Items from an interface collection
┏━━
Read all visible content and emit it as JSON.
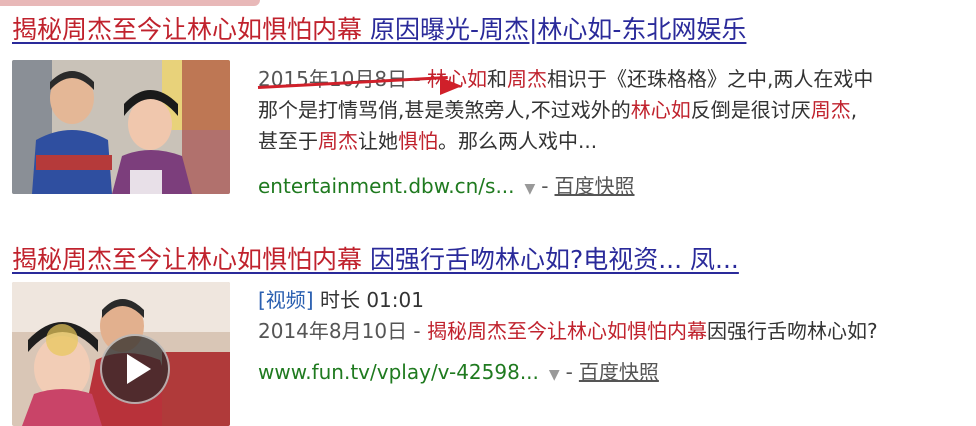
{
  "results": [
    {
      "title_hl": "揭秘周杰至今让林心如惧怕内幕",
      "title_rest": " 原因曝光-周杰|林心如-东北网娱乐",
      "date": "2015年10月8日",
      "snippet_l1": [
        "林心如",
        "和",
        "周杰",
        "相识于《还珠格格》之中,两人在戏中"
      ],
      "snippet_l2": [
        "那个是打情骂俏,甚是羡煞旁人,不过戏外的",
        "林心如",
        "反倒是很讨厌",
        "周杰",
        ","
      ],
      "snippet_l3": [
        "甚至于",
        "周杰",
        "让她",
        "惧怕",
        "。那么两人戏中..."
      ],
      "url": "entertainment.dbw.cn/s...",
      "cache_label": "百度快照"
    },
    {
      "title_hl": "揭秘周杰至今让林心如惧怕内幕",
      "title_rest": " 因强行舌吻林心如?电视资... 凤...",
      "video_tag": "[视频]",
      "duration": "时长 01:01",
      "date": "2014年8月10日",
      "snippet_hl": "揭秘周杰至今让林心如惧怕内幕",
      "snippet_rest": "因强行舌吻林心如?",
      "url": "www.fun.tv/vplay/v-42598...",
      "cache_label": "百度快照"
    }
  ],
  "icons": [
    "caret-down-icon",
    "play-icon"
  ],
  "colors": {
    "title": "#2a2a9a",
    "highlight": "#c0222d",
    "url": "#1f7a1f",
    "arrow": "#d0202a"
  }
}
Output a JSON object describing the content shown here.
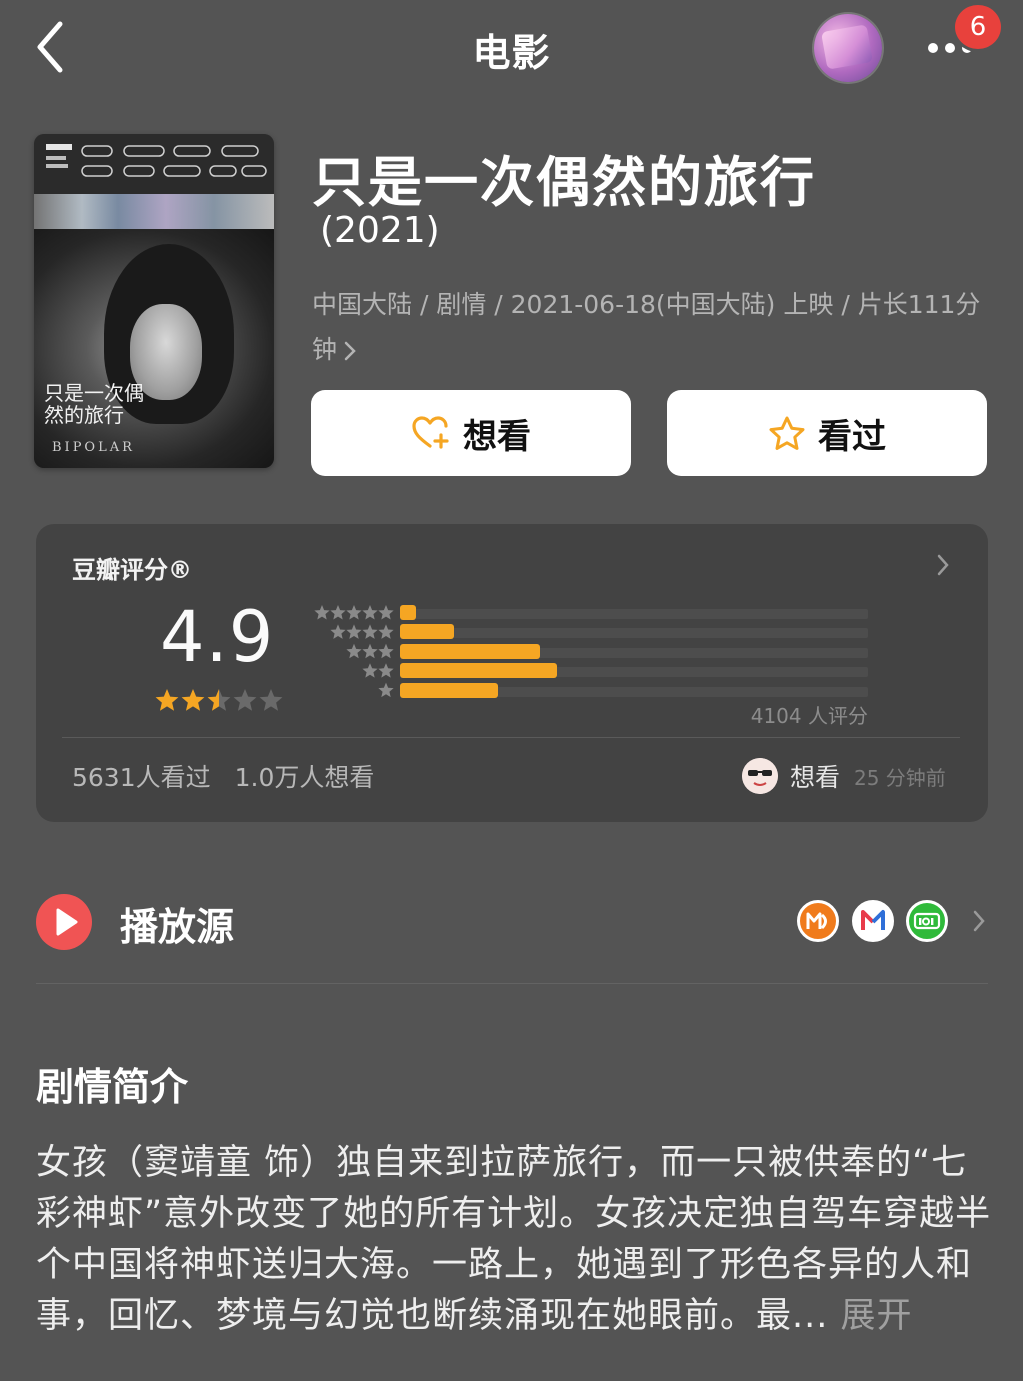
{
  "header": {
    "title": "电影",
    "notification_count": "6"
  },
  "poster": {
    "title_text": "只是一次偶然的旅行",
    "subtitle_text": "BIPOLAR"
  },
  "movie": {
    "title": "只是一次偶然的旅行",
    "year": "(2021)",
    "meta_line": "中国大陆 / 剧情 / 2021-06-18(中国大陆) 上映 / 片长111分钟"
  },
  "actions": {
    "want_label": "想看",
    "seen_label": "看过"
  },
  "rating": {
    "label": "豆瓣评分®",
    "score": "4.9",
    "score_stars": 2.5,
    "distribution_percent": [
      3.5,
      11.5,
      30,
      33.5,
      21
    ],
    "count_text": "4104 人评分",
    "seen_text": "5631人看过",
    "want_text": "1.0万人想看",
    "activity_status": "想看",
    "activity_time": "25 分钟前"
  },
  "sources": {
    "label": "播放源",
    "platforms": [
      "mango-tv-icon",
      "migu-video-icon",
      "iqiyi-icon"
    ]
  },
  "synopsis": {
    "title": "剧情简介",
    "text": "女孩（窦靖童 饰）独自来到拉萨旅行，而一只被供奉的“七彩神虾”意外改变了她的所有计划。女孩决定独自驾车穿越半个中国将神虾送归大海。一路上，她遇到了形色各异的人和事，回忆、梦境与幻觉也断续涌现在她眼前。最...",
    "expand_label": "展开"
  },
  "colors": {
    "background": "#545454",
    "card": "#434343",
    "accent_orange": "#f5a623",
    "play_red": "#f05454",
    "badge_red": "#e8413c"
  }
}
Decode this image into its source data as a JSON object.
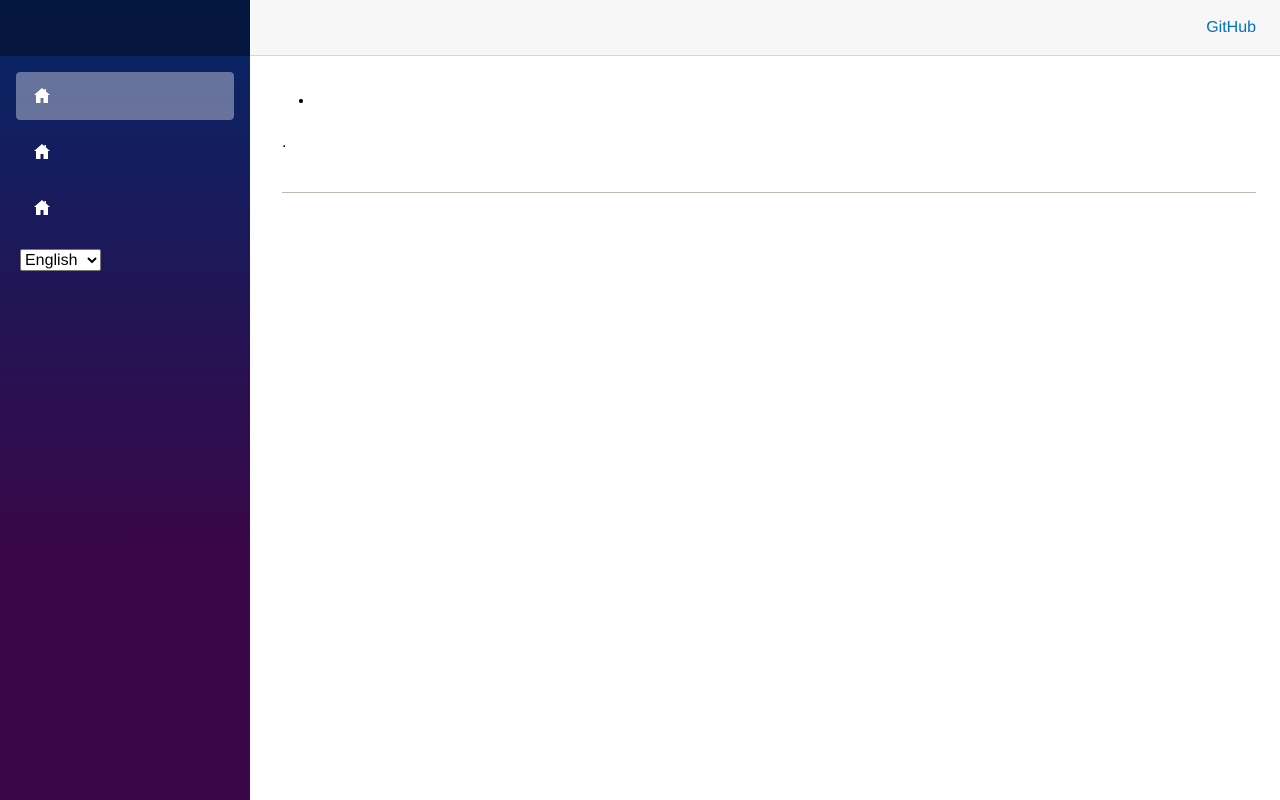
{
  "header": {
    "github_label": "GitHub"
  },
  "sidebar": {
    "items": [
      {
        "icon": "home-icon",
        "label": "",
        "active": true
      },
      {
        "icon": "home-icon",
        "label": "",
        "active": false
      },
      {
        "icon": "home-icon",
        "label": "",
        "active": false
      }
    ],
    "language": {
      "selected": "English",
      "options": [
        "English"
      ]
    }
  },
  "main": {
    "list_items": [
      ""
    ],
    "paragraph": "."
  },
  "colors": {
    "sidebar_gradient_top": "#052767",
    "sidebar_gradient_bottom": "#3a0647",
    "link": "#0071c1",
    "top_row_bg": "#f7f7f7"
  }
}
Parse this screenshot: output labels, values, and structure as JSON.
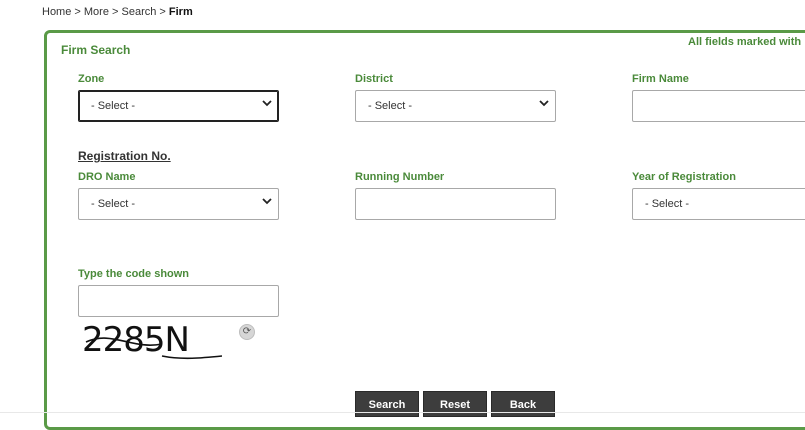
{
  "breadcrumb": {
    "home": "Home",
    "sep1": " > ",
    "more": "More",
    "sep2": " > ",
    "search": "Search",
    "sep3": " > ",
    "current": "Firm"
  },
  "panel": {
    "title": "Firm Search",
    "required_note": "All fields marked with"
  },
  "fields": {
    "zone": {
      "label": "Zone",
      "value": "- Select -"
    },
    "district": {
      "label": "District",
      "value": "- Select -"
    },
    "firm_name": {
      "label": "Firm Name",
      "value": ""
    },
    "registration_heading": "Registration No.",
    "dro_name": {
      "label": "DRO Name",
      "value": "- Select -"
    },
    "running_number": {
      "label": "Running Number",
      "value": ""
    },
    "year_of_registration": {
      "label": "Year of Registration",
      "value": "- Select -"
    },
    "captcha_code": {
      "label": "Type the code shown",
      "value": ""
    }
  },
  "captcha": {
    "text": "2285N",
    "refresh_icon": "refresh-icon"
  },
  "buttons": {
    "search": "Search",
    "reset": "Reset",
    "back": "Back"
  },
  "colors": {
    "accent": "#4a8a3a",
    "border": "#5a9a47",
    "button": "#3d3d3d"
  }
}
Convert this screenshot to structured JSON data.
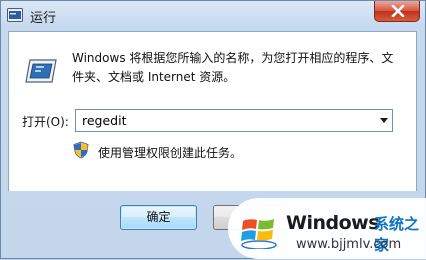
{
  "window": {
    "title": "运行",
    "icon": "run-app-icon"
  },
  "close_button": {
    "icon": "close-icon"
  },
  "dialog": {
    "description": "Windows 将根据您所输入的名称，为您打开相应的程序、文件夹、文档或 Internet 资源。",
    "open_label": "打开(O):",
    "open_value": "regedit",
    "admin_note": "使用管理权限创建此任务。"
  },
  "buttons": {
    "ok_label": "确定",
    "cancel_label": ""
  },
  "watermark": {
    "brand": "Windows",
    "site_name": "系统之家",
    "url": "www.bjjmlv.com"
  },
  "colors": {
    "title_bar": "#c6d9ee",
    "close_button": "#c7432c",
    "ok_button_border": "#3c7fb1",
    "watermark_site": "#0d72c6"
  }
}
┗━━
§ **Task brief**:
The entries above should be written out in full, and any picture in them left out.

§ **Solved exercise**:
Read all visible content and emit it as JSON.
{
  "results": [
    {
      "title_hl": "揭秘周杰至今让林心如惧怕内幕",
      "title_rest": " 原因曝光-周杰|林心如-东北网娱乐",
      "date": "2015年10月8日",
      "snippet_l1": [
        "林心如",
        "和",
        "周杰",
        "相识于《还珠格格》之中,两人在戏中"
      ],
      "snippet_l2": [
        "那个是打情骂俏,甚是羡煞旁人,不过戏外的",
        "林心如",
        "反倒是很讨厌",
        "周杰",
        ","
      ],
      "snippet_l3": [
        "甚至于",
        "周杰",
        "让她",
        "惧怕",
        "。那么两人戏中..."
      ],
      "url": "entertainment.dbw.cn/s...",
      "cache_label": "百度快照"
    },
    {
      "title_hl": "揭秘周杰至今让林心如惧怕内幕",
      "title_rest": " 因强行舌吻林心如?电视资... 凤...",
      "video_tag": "[视频]",
      "duration": "时长 01:01",
      "date": "2014年8月10日",
      "snippet_hl": "揭秘周杰至今让林心如惧怕内幕",
      "snippet_rest": "因强行舌吻林心如?",
      "url": "www.fun.tv/vplay/v-42598...",
      "cache_label": "百度快照"
    }
  ],
  "icons": [
    "caret-down-icon",
    "play-icon"
  ],
  "colors": {
    "title": "#2a2a9a",
    "highlight": "#c0222d",
    "url": "#1f7a1f",
    "arrow": "#d0202a"
  }
}
Output a JSON object describing the content shown here.
{
  "header": {
    "title": "电影",
    "notification_count": "6"
  },
  "poster": {
    "title_text": "只是一次偶然的旅行",
    "subtitle_text": "BIPOLAR"
  },
  "movie": {
    "title": "只是一次偶然的旅行",
    "year": "(2021)",
    "meta_line": "中国大陆 / 剧情 / 2021-06-18(中国大陆) 上映 / 片长111分钟"
  },
  "actions": {
    "want_label": "想看",
    "seen_label": "看过"
  },
  "rating": {
    "label": "豆瓣评分®",
    "score": "4.9",
    "score_stars": 2.5,
    "distribution_percent": [
      3.5,
      11.5,
      30,
      33.5,
      21
    ],
    "count_text": "4104 人评分",
    "seen_text": "5631人看过",
    "want_text": "1.0万人想看",
    "activity_status": "想看",
    "activity_time": "25 分钟前"
  },
  "sources": {
    "label": "播放源",
    "platforms": [
      "mango-tv-icon",
      "migu-video-icon",
      "iqiyi-icon"
    ]
  },
  "synopsis": {
    "title": "剧情简介",
    "text": "女孩（窦靖童 饰）独自来到拉萨旅行，而一只被供奉的“七彩神虾”意外改变了她的所有计划。女孩决定独自驾车穿越半个中国将神虾送归大海。一路上，她遇到了形色各异的人和事，回忆、梦境与幻觉也断续涌现在她眼前。最...",
    "expand_label": "展开"
  },
  "colors": {
    "background": "#545454",
    "card": "#434343",
    "accent_orange": "#f5a623",
    "play_red": "#f05454",
    "badge_red": "#e8413c"
  }
}
Decode this image into its source data as a JSON object.
{
  "header": {
    "github_label": "GitHub"
  },
  "sidebar": {
    "items": [
      {
        "icon": "home-icon",
        "label": "",
        "active": true
      },
      {
        "icon": "home-icon",
        "label": "",
        "active": false
      },
      {
        "icon": "home-icon",
        "label": "",
        "active": false
      }
    ],
    "language": {
      "selected": "English",
      "options": [
        "English"
      ]
    }
  },
  "main": {
    "list_items": [
      ""
    ],
    "paragraph": "."
  },
  "colors": {
    "sidebar_gradient_top": "#052767",
    "sidebar_gradient_bottom": "#3a0647",
    "link": "#0071c1",
    "top_row_bg": "#f7f7f7"
  }
}
Parse this screenshot: output labels, values, and structure as JSON.
{
  "breadcrumb": {
    "home": "Home",
    "sep1": " > ",
    "more": "More",
    "sep2": " > ",
    "search": "Search",
    "sep3": " > ",
    "current": "Firm"
  },
  "panel": {
    "title": "Firm Search",
    "required_note": "All fields marked with"
  },
  "fields": {
    "zone": {
      "label": "Zone",
      "value": "- Select -"
    },
    "district": {
      "label": "District",
      "value": "- Select -"
    },
    "firm_name": {
      "label": "Firm Name",
      "value": ""
    },
    "registration_heading": "Registration No.",
    "dro_name": {
      "label": "DRO Name",
      "value": "- Select -"
    },
    "running_number": {
      "label": "Running Number",
      "value": ""
    },
    "year_of_registration": {
      "label": "Year of Registration",
      "value": "- Select -"
    },
    "captcha_code": {
      "label": "Type the code shown",
      "value": ""
    }
  },
  "captcha": {
    "text": "2285N",
    "refresh_icon": "refresh-icon"
  },
  "buttons": {
    "search": "Search",
    "reset": "Reset",
    "back": "Back"
  },
  "colors": {
    "accent": "#4a8a3a",
    "border": "#5a9a47",
    "button": "#3d3d3d"
  }
}
Convert this screenshot to structured JSON data.
{
  "window": {
    "title": "运行",
    "icon": "run-app-icon"
  },
  "close_button": {
    "icon": "close-icon"
  },
  "dialog": {
    "description": "Windows 将根据您所输入的名称，为您打开相应的程序、文件夹、文档或 Internet 资源。",
    "open_label": "打开(O):",
    "open_value": "regedit",
    "admin_note": "使用管理权限创建此任务。"
  },
  "buttons": {
    "ok_label": "确定",
    "cancel_label": ""
  },
  "watermark": {
    "brand": "Windows",
    "site_name": "系统之家",
    "url": "www.bjjmlv.com"
  },
  "colors": {
    "title_bar": "#c6d9ee",
    "close_button": "#c7432c",
    "ok_button_border": "#3c7fb1",
    "watermark_site": "#0d72c6"
  }
}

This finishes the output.